There are things that work and don't work for me with both images, but I think #1 takes the cake overall. That being said, the shutter speed on the sky and birds is clearly out of step. The sky also looks to be a much longer shutter speed than the water, though I'm not sure non-photographers would notice that as much.

Fstoppers, yes.!

Personally I prefer image-1 in terms of overall composition, color and the way it presents, only one thing truly bother me - those 3 sharp birds are too fake to be there....

Why do these challenges seem to be only about landscapes? How about a challenge where the genre is something relatively foreign to both shooters? For example, how about asking the audience for a basic creative brief and drawing one at random. Here's an example of what I envision:

"Create an ad-worthy image of [product name] in a lifestyle shot that speaks to the brand"


"Shoot a fashion model that speaks to [some aspect] of [some attribute]"

That's much more of a challenge than "Both of you go shoot the same general landscape".

If it's a "challenge", let's make it truly challenging.

I hope to incorporate more shoots like this but you gotta remember, it's much more difficult arranging shoots like that in PR and especially in a rural community like we are in. I might have something for you in the next shootout though!

Cool. Thanks

If I ignore the birds in the first image, then I’d say it’s the stronger image. But if I crop out the top of the sky on the second image, it’s also stronger... so I guess it’s a wash.

I may not be a pro, but I feel the need to remind y’all that sometimes less is more.

Either way, looks like you’re having fun, so don’t let our Negative Nellie attitudes ruin that.

Hmm I'd like to vote 2 because on number 1 it feels like it's Patrick with his bad habit of cloning birds in photos. On both images the water could be better.

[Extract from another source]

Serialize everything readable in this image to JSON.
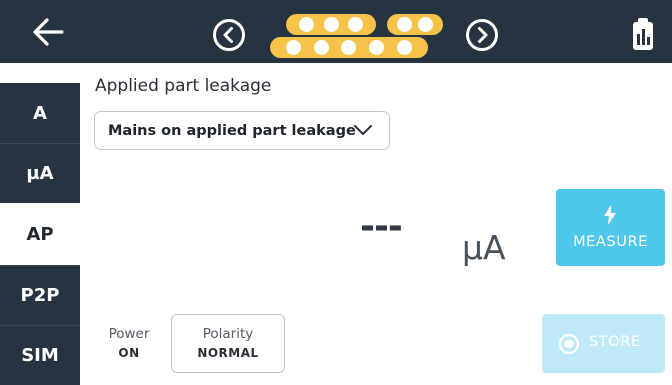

The exposure is too long, you lose the definition and movement in the water, a slightly shorter exposure would be better. Wave photography is very hard though, it takes dozens of shots and sometimes hours to capture the perfect one. On the other hand on 2, the stars are just too much, so is the long exposure on the clouds. They're not necessary. So in the end I didn't vote, to me both are at the same level. I'd like to see you try a challenge where you don't composite anything in. Just pure composition, but with the rights to revisit a location again and again for say a week. It probably wasn't possible for this video, but maybe next time. From the other comments, I feel like it's what people don't like either : the star trails, the cloned birds etc...

I'm kind of disappointed that both images appear to be composites.

The first one is for sure. There's too much motion in the majority of the scene for the birds to be so static.

Both are nice but #2 really captures my imagination. The star trails are unusual and remind me of a meteor shower. The colors are really lovely.

Image 1:

Why the birds? They look good there, give us a sensation of incoming storm, also the tree leafs are static but is a bit confusing to my eyes.
A well performed composite but, there is a grunge HDRish type of editing on there that make me uncomfortable.

Image 2:

Contrasty, and with an 80's look that could be used as a cover for a Miami Vice poster. Hell, I can even listen to Jan Hammer - Crockett's Theme while looking at it. The rocks look hazed, like the contrast was gone on the texture and by the cloud movement, the exposure don't seem longer than 20 seconds, in no way one could produce 20 minute like star trails.

Anyhow, I'll vote for number 1.

Haha you win just for mentioning Jan Hammer! There and Back by Jeff Beck!

Send me the raw files and I'll make them a solid 3* image.

I find this the hardest to pick because I actually don't like either imagine very much! I like the colours in 2, but I think overall 1 is a slightly, and I mean SLIGHTLY better image. This time around has been more like which one I dislike the least, rather than the one I like the most!